13 December 2017


The small town of Bideford is located on the North Devon coast near the mouth of the River Torridge. Since the reign of Queen Elizabeth I the local town council has opened its meetings with prayer. This long-established tradition is not unique to Bideford Town Council. In 2010 the Daily Mail newspaper surveyed 181 councils in England & Wales and found that 118 of them started their meetings with a prayer, of which nearly all were Christian.

Although the practice dates back to the 1600s, the Council has twice in recent years voted by majority decision to continue the practice of opening proceedings in prayer. The register of attendance was not taken until after the prayers had finished, and individual councillors were free, if they so wished, not to participate in the prayers. No councillor was obligated to take part against their wishes.

However a former councillor and an atheist campaign group, the National Secular Society, combined forces to take Bideford Council to court to outlaw the practice. The National Secular Society argued that the practice infringes the human rights of non-religious people.

In their legal submission the secularists put forward three main arguments: (1) that the prayers were discriminatory against atheist councillors, (2) that the prayers were a breach of human rights legislation, and (3) that the council had no lawful authority to hold prayers as part of its formal meetings.

In his ruling in February the judge, Mr Justice Ouseley, dismissed the claims that the saying of prayers was discriminatory or a breach of equality and human rights laws. However, sadly, he ruled that “The saying of prayers as part of the formal meeting of a Council is not lawful under Section 111 of the Local Government Act 1972, and there is no statutory power permitting the practice to continue”.

The Act does allow councils to do anything that “facilitates, or is conducive or is incidental” to a council’s functions, but Mr Justice Ouseley ruled that the saying of prayers at formal meetings does not fall within that provision.

If councillors are not compelled to pray, the judge reasoned, then prayers cannot be an essential part of a council’s functions and therefore should not be part of the formal council meeting.

Christian Institute spokesman, Simon Calvert, said: “it is extraordinary to rule that councils have no lawful authority to choose, if they so wish, to start their formal meetings with prayers. That is simply wrong. The logic of the ruling is that councils would also be going beyond the law if they took a vote and decided to start each formal council meeting with the national anthem. There is no way that Parliament, when it passed the Local Government Act 40 years ago, intended it to be used to outlaw prayers”.

“This case was brought by a campaign group that wants to drive Christianity out of public life, and the High Court has given them great encouragement to take matters further. It is high time Parliament put a stop to this assault upon our national heritage. What’s next? Will prayers at the cenotaph end up in court?”

The court’s decision has been widely criticised by elected politicians in the UK. Labour MP Chris Bryant branded the ruling ‘utterly preposterous’, and said that he would consider tabling a bill to oppose the ruling himself.

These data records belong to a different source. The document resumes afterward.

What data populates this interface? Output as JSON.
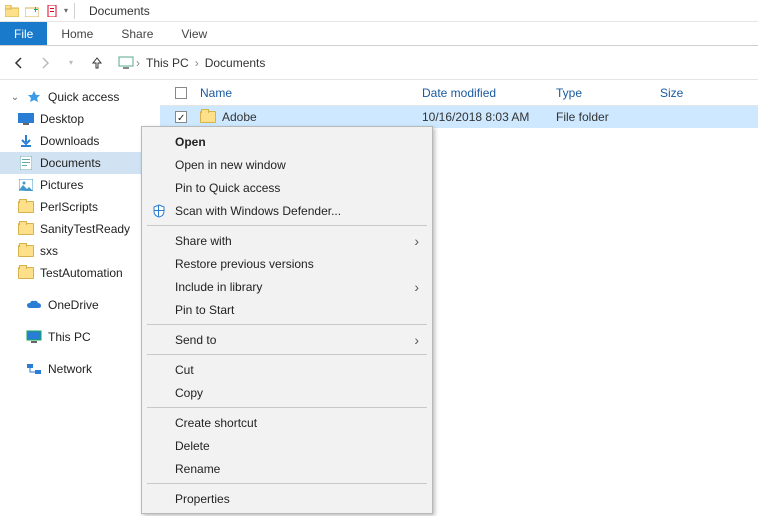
{
  "title": "Documents",
  "ribbon": {
    "file": "File",
    "home": "Home",
    "share": "Share",
    "view": "View"
  },
  "breadcrumb": {
    "seg1": "This PC",
    "seg2": "Documents"
  },
  "columns": {
    "name": "Name",
    "date": "Date modified",
    "type": "Type",
    "size": "Size"
  },
  "sidebar": {
    "quick_access": "Quick access",
    "items": [
      {
        "label": "Desktop"
      },
      {
        "label": "Downloads"
      },
      {
        "label": "Documents"
      },
      {
        "label": "Pictures"
      },
      {
        "label": "PerlScripts"
      },
      {
        "label": "SanityTestReady"
      },
      {
        "label": "sxs"
      },
      {
        "label": "TestAutomation"
      }
    ],
    "onedrive": "OneDrive",
    "this_pc": "This PC",
    "network": "Network"
  },
  "rows": [
    {
      "name": "Adobe",
      "date": "10/16/2018 8:03 AM",
      "type": "File folder",
      "size": ""
    }
  ],
  "context_menu": {
    "open": "Open",
    "open_new_window": "Open in new window",
    "pin_quick": "Pin to Quick access",
    "defender": "Scan with Windows Defender...",
    "share_with": "Share with",
    "restore_prev": "Restore previous versions",
    "include_lib": "Include in library",
    "pin_start": "Pin to Start",
    "send_to": "Send to",
    "cut": "Cut",
    "copy": "Copy",
    "create_shortcut": "Create shortcut",
    "delete": "Delete",
    "rename": "Rename",
    "properties": "Properties"
  }
}
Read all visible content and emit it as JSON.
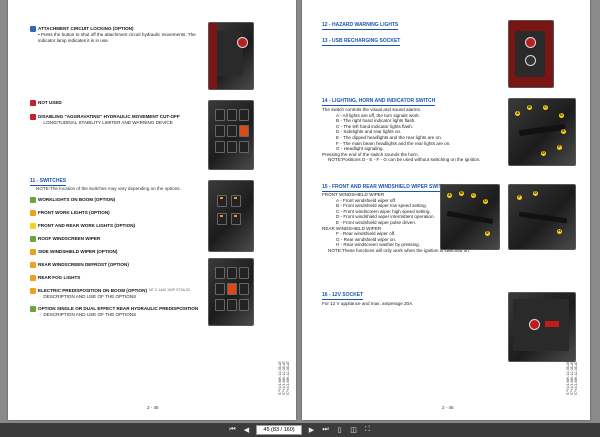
{
  "left_page": {
    "attachment_locking": {
      "title": "ATTACHMENT CIRCUIT LOCKING (OPTION)",
      "text": "• Press the button to shut off the attachment circuit hydraulic movements. The indicator lamp indicates it is in use."
    },
    "not_used": "NOT USED",
    "disabling": {
      "title": "DISABLING \"AGGRAVATING\" HYDRAULIC MOVEMENT CUT-OFF",
      "text": "☞ LONGITUDINAL STABILITY LIMITER AND WARNING DEVICE"
    },
    "switches_head": "11 - SWITCHES",
    "switches_note": "NOTE:The location of the switches may vary depending on the options.",
    "items": [
      {
        "label": "WORKLIGHTS ON BOOM (OPTION)",
        "color": "#6ca63a"
      },
      {
        "label": "FRONT WORK LIGHTS (OPTION)",
        "color": "#f0a020"
      },
      {
        "label": "FRONT AND REAR WORK LIGHTS (OPTION)",
        "color": "#f4d21e"
      },
      {
        "label": "ROOF WINDSCREEN WIPER",
        "color": "#6ca63a"
      },
      {
        "label": "SIDE WINDSHIELD WIPER (OPTION)",
        "color": "#f0a020"
      },
      {
        "label": "REAR WINDSCREEN DEFROST (OPTION)",
        "color": "#f0a020"
      },
      {
        "label": "REAR FOG LIGHTS",
        "color": "#f0a020"
      }
    ],
    "electric_predisposition": {
      "title": "ELECTRIC PREDISPOSITION ON BOOM (OPTION)",
      "models": "MT-X 1440 100P ST3A S2",
      "text": "☞ DESCRIPTION AND USE OF THE OPTIONS"
    },
    "rear_hydraulic": {
      "title": "OPTION SINGLE OR DUAL EFFECT REAR HYDRAULIC PREDISPOSITION",
      "text": "☞ DESCRIPTION AND USE OF THE OPTIONS"
    },
    "page_number": "2 - 45",
    "side_code": "57Y4/1-MH-12-08-AT\n57Y4/1-MH-12-08-AT\n57Y4/1-MH-12-08-AT"
  },
  "right_page": {
    "hazard_head": "12 - HAZARD WARNING LIGHTS",
    "usb_head": "13 - USB RECHARGING SOCKET",
    "lighting_head": "14 - LIGHTING, HORN AND INDICATOR SWITCH",
    "lighting_intro": "The switch controls the visual and sound alarms.",
    "lighting_items": [
      "A - All lights are off, the turn signals work.",
      "B - The right hand indicator lights flash.",
      "C - The left hand indicator lights flash.",
      "D - Sidelights and rear lights on.",
      "E - The dipped headlights and the rear lights are on.",
      "F - The main beam headlights and the rear lights are on.",
      "G - Headlight signaling."
    ],
    "lighting_press": "Pressing the end of the switch sounds the horn.",
    "lighting_note": "NOTE:Positions D - E - F - G can be used without switching on the ignition.",
    "wiper_head": "15 - FRONT AND REAR WINDSHIELD WIPER SWITCH",
    "front_wiper_label": "FRONT WINDSHIELD WIPER",
    "front_wiper_items": [
      "A - Front windshield wiper off.",
      "B - Front windshield wiper low speed setting.",
      "C - Front windscreen wiper high speed setting.",
      "D - Front windshield wiper intermittent operation.",
      "E - Front windshield wiper pulse driven."
    ],
    "rear_wiper_label": "REAR WINDSHIELD WIPER",
    "rear_wiper_items": [
      "F - Rear windshield wiper off.",
      "G - Rear windshield wiper on.",
      "H - Rear windscreen washer by pressing."
    ],
    "wiper_note": "NOTE:These functions will only work when the ignition is switched on.",
    "socket_head": "16 - 12V SOCKET",
    "socket_text": "For 12 V appliance and max. amperage 20A.",
    "page_number": "2 - 46",
    "side_code": "57Y4/1-MH-12-08-AT\n57Y4/1-MH-12-08-AT\n57Y4/1-MH-12-08-AT"
  },
  "toolbar": {
    "page_field": "45 (83 / 160)"
  }
}
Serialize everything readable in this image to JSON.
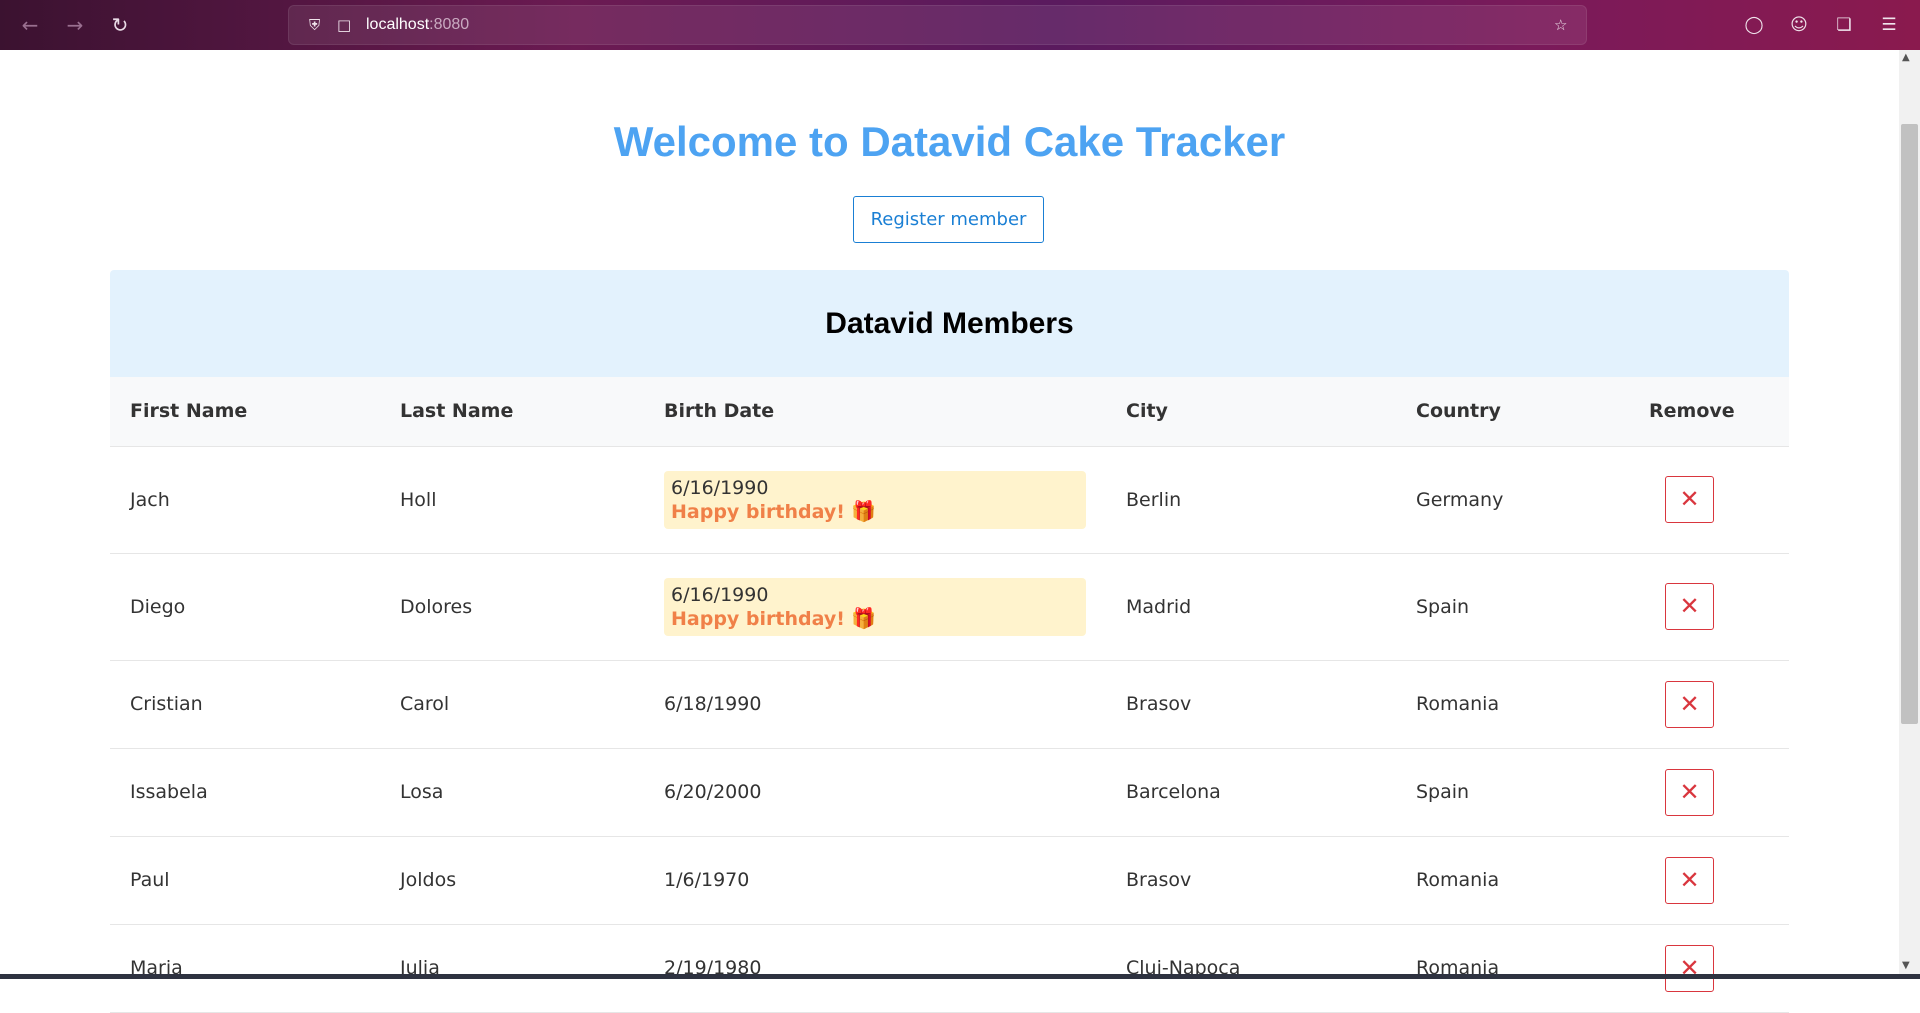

Conservative MP Tim Loughton said: “if you don’t like prayers at council meetings don’t go to them – simple. But don’t spoil it for the majority who do appreciate it”.

The Secretary of State for Local Government in England, Eric Pickles MP, disputed the ruling, affirming that “the right to worship is a fundamental and hard fought British liberty”. Within days he had fast-tracked new legislation which restores the right of local authorities to say prayers at official meetings if they wish to. The Government distributed a circular to all councils in England explaining the new legislation and declaring that Britain was “not strengthened by the secularisation of civil life”.

Atheist activists who pursue legal cases against local councils that democratically decide to open meetings with prayer are unlikely to have any qualms about taking cases against other manifestations of Christianity in public life.

Last year the National Secular Society published a report criticising the funding of hospital chaplains in the NHS. Faith-based schools and acts of Christian worship at school assemblies are often the subject of criticism by atheists in the public arena.

In I Timothy 2:1-4 Christians are called to pray for kings and all that are in authority. The reason given is so that Christians may be free to live lives that are quiet, peaceful, and godly, and free to share the gospel in public. Decisions taken by governments and law courts can make it easier or harder for Christians to live godly lives. The price of freedom is eternal vigilance.

Callum Webster